## DATA FOR THIS TASK:
━━━
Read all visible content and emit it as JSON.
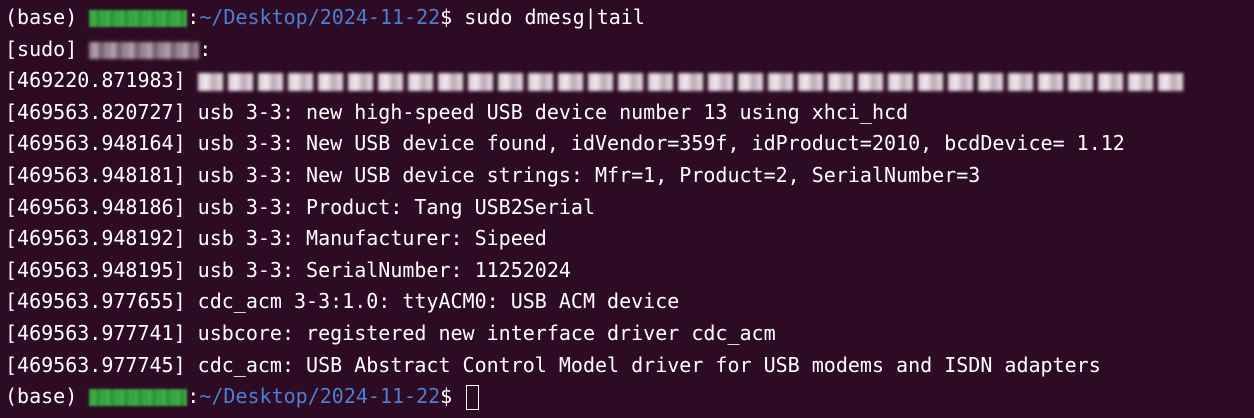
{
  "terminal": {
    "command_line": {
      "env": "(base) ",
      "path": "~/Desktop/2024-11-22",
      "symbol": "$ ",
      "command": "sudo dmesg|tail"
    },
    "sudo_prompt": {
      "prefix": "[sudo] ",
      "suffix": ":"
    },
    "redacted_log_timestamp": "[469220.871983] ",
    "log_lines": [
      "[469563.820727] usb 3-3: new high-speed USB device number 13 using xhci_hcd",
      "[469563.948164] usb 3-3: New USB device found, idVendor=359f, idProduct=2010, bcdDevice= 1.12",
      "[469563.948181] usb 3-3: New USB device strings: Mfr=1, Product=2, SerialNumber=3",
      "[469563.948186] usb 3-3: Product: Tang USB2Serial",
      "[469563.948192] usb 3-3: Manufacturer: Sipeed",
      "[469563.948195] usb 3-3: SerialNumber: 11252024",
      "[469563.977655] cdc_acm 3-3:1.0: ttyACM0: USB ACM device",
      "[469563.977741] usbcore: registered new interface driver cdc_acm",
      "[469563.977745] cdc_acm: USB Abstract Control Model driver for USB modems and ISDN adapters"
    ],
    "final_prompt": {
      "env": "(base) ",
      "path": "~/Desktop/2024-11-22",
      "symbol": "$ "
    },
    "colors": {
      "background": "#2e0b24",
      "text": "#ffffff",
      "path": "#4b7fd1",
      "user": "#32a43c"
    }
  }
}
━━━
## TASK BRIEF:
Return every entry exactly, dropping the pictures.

## TASK SOLUTION:
Read all visible content and emit it as JSON.
{
  "terminal": {
    "command_line": {
      "env": "(base) ",
      "path": "~/Desktop/2024-11-22",
      "symbol": "$ ",
      "command": "sudo dmesg|tail"
    },
    "sudo_prompt": {
      "prefix": "[sudo] ",
      "suffix": ":"
    },
    "redacted_log_timestamp": "[469220.871983] ",
    "log_lines": [
      "[469563.820727] usb 3-3: new high-speed USB device number 13 using xhci_hcd",
      "[469563.948164] usb 3-3: New USB device found, idVendor=359f, idProduct=2010, bcdDevice= 1.12",
      "[469563.948181] usb 3-3: New USB device strings: Mfr=1, Product=2, SerialNumber=3",
      "[469563.948186] usb 3-3: Product: Tang USB2Serial",
      "[469563.948192] usb 3-3: Manufacturer: Sipeed",
      "[469563.948195] usb 3-3: SerialNumber: 11252024",
      "[469563.977655] cdc_acm 3-3:1.0: ttyACM0: USB ACM device",
      "[469563.977741] usbcore: registered new interface driver cdc_acm",
      "[469563.977745] cdc_acm: USB Abstract Control Model driver for USB modems and ISDN adapters"
    ],
    "final_prompt": {
      "env": "(base) ",
      "path": "~/Desktop/2024-11-22",
      "symbol": "$ "
    },
    "colors": {
      "background": "#2e0b24",
      "text": "#ffffff",
      "path": "#4b7fd1",
      "user": "#32a43c"
    }
  }
}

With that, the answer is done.